### Instructions for the task
Extract all lines in the data that contain the word "joka".

Stored data
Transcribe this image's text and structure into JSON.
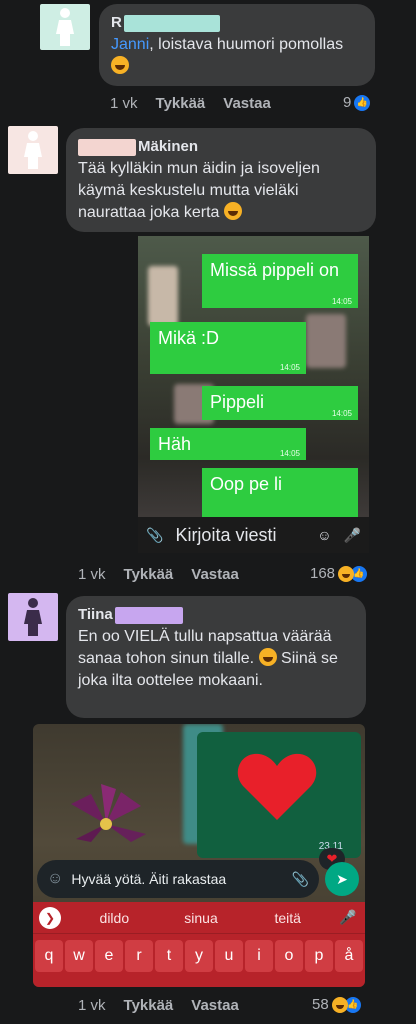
{
  "comments": [
    {
      "author_visible": "R",
      "mention": "Janni",
      "text": ", loistava huumori pomollas",
      "time": "1 vk",
      "like_label": "Tykkää",
      "reply_label": "Vastaa",
      "reaction_count": "9"
    },
    {
      "author_visible": "Mäkinen",
      "text": "Tää kylläkin mun äidin ja isoveljen käymä keskustelu mutta vieläki naurattaa joka kerta",
      "time": "1 vk",
      "like_label": "Tykkää",
      "reply_label": "Vastaa",
      "reaction_count": "168",
      "screenshot": {
        "messages": [
          {
            "text": "Missä pippeli on",
            "time": "14:05",
            "side": "out"
          },
          {
            "text": "Mikä :D",
            "time": "14:05",
            "side": "in"
          },
          {
            "text": "Pippeli",
            "time": "14:05",
            "side": "out"
          },
          {
            "text": "Häh",
            "time": "14:05",
            "side": "in"
          },
          {
            "text": "Oop pe li",
            "time": "",
            "side": "out"
          }
        ],
        "compose_placeholder": "Kirjoita viesti"
      }
    },
    {
      "author_visible": "Tiina",
      "text": "En oo VIELÄ tullu napsattua väärää sanaa tohon sinun tilalle.",
      "text2": "Siinä se joka ilta oottelee mokaani.",
      "time": "1 vk",
      "like_label": "Tykkää",
      "reply_label": "Vastaa",
      "reaction_count": "58",
      "screenshot": {
        "heart_time": "23.11",
        "compose_text": "Hyvää yötä. Äiti rakastaa",
        "suggestions": [
          "dildo",
          "sinua",
          "teitä"
        ],
        "keys": [
          "q",
          "w",
          "e",
          "r",
          "t",
          "y",
          "u",
          "i",
          "o",
          "p",
          "å"
        ]
      }
    }
  ],
  "colors": {
    "background": "#18191a",
    "bubble": "#3a3b3c",
    "mention": "#4599ff",
    "whatsapp_green": "#2ecc40",
    "keyboard_red": "#b7232a"
  }
}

### Answer section
      "text": "Tää kylläkin mun äidin ja isoveljen käymä keskustelu mutta vieläki naurattaa joka kerta",
      "text2": "Siinä se joka ilta oottelee mokaani.",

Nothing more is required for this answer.